--- TASK INSTRUCTIONS ---
Look through the entries for the string "Windows", and copy each line that holds it.

--- ENTRIES PROVIDED ---
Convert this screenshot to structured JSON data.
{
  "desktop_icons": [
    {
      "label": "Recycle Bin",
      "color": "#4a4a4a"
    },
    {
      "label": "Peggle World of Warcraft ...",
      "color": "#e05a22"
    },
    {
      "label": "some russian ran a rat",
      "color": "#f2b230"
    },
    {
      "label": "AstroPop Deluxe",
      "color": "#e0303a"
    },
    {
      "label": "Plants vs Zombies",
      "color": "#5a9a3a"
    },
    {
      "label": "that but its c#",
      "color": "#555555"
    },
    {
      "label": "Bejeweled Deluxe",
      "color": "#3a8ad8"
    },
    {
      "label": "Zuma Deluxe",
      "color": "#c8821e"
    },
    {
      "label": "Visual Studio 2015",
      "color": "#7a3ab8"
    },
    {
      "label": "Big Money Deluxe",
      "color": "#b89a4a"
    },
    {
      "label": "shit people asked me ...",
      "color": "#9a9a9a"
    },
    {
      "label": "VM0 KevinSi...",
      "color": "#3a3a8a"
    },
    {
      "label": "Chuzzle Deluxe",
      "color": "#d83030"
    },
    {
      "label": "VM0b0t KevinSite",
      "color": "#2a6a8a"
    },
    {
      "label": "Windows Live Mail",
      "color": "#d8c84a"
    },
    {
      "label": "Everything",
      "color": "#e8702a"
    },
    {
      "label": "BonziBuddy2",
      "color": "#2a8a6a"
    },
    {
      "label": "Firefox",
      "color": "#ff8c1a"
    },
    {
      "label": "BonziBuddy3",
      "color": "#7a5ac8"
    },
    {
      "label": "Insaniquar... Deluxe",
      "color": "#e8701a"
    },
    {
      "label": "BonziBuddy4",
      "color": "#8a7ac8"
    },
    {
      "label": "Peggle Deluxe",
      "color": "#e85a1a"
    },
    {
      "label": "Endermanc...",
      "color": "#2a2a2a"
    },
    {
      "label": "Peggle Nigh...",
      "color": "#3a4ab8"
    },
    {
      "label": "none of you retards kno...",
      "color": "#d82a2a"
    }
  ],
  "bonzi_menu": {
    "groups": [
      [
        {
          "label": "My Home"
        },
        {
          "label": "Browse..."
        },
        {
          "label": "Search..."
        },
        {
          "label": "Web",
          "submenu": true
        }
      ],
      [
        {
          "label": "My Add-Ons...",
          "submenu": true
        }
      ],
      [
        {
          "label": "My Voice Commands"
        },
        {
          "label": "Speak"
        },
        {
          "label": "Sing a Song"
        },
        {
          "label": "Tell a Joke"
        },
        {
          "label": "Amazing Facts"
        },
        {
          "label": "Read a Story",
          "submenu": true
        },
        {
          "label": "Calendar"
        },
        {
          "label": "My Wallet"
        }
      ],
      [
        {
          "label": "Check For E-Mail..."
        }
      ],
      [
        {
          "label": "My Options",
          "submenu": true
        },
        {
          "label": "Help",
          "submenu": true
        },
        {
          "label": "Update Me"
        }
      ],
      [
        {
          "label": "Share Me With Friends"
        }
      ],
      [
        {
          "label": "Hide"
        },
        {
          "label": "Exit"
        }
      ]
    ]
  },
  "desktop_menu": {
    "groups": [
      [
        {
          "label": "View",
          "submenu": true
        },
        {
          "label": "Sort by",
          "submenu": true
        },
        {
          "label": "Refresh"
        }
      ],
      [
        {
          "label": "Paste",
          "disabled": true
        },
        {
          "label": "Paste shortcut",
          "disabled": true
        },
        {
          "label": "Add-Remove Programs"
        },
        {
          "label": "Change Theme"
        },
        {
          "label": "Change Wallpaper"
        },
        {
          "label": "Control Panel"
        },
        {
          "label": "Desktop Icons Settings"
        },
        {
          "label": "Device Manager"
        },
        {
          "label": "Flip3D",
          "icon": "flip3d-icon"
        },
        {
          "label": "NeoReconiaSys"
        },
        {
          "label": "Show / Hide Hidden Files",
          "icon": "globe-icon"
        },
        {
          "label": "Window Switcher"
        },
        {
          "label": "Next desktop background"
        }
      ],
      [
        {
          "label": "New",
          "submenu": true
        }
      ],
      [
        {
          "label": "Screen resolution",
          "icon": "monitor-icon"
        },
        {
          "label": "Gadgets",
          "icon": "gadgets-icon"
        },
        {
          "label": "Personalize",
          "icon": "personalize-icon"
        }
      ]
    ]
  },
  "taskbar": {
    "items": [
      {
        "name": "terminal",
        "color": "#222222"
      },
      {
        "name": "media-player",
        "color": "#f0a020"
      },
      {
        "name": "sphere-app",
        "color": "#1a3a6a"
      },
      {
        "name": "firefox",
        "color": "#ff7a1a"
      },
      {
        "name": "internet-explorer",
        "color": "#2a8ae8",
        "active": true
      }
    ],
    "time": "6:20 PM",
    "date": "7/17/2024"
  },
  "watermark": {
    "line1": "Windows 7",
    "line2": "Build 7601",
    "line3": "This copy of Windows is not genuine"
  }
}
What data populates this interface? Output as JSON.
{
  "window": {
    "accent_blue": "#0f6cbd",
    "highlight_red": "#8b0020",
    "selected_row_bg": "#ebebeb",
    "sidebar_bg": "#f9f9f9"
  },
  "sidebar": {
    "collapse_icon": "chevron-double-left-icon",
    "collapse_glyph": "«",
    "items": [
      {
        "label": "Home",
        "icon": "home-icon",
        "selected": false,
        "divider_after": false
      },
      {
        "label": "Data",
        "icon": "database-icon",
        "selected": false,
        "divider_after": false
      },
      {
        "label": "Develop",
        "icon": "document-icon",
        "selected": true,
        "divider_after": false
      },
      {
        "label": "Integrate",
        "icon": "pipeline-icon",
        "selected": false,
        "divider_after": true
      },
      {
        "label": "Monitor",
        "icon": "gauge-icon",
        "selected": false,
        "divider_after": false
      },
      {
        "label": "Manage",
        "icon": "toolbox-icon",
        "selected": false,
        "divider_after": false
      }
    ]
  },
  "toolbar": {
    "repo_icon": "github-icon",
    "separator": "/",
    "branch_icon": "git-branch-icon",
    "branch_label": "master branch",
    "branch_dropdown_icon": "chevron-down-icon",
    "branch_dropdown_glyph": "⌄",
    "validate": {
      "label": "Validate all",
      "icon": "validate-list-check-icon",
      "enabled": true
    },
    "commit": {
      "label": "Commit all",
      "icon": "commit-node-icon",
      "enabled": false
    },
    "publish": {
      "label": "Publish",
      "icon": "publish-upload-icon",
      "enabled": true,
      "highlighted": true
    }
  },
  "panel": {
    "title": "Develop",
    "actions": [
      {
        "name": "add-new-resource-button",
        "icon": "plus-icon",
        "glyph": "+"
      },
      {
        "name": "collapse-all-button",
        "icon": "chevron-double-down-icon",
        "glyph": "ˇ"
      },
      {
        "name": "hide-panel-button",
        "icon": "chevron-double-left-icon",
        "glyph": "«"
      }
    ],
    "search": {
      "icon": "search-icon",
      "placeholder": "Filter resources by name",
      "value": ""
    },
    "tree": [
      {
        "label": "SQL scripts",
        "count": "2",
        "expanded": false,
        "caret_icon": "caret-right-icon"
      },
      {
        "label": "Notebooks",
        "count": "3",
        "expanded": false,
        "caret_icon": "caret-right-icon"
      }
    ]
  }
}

--- RESPONSE AREA ---
      "label": "Windows Live Mail",
    "line1": "Windows 7",
    "line3": "This copy of Windows is not genuine"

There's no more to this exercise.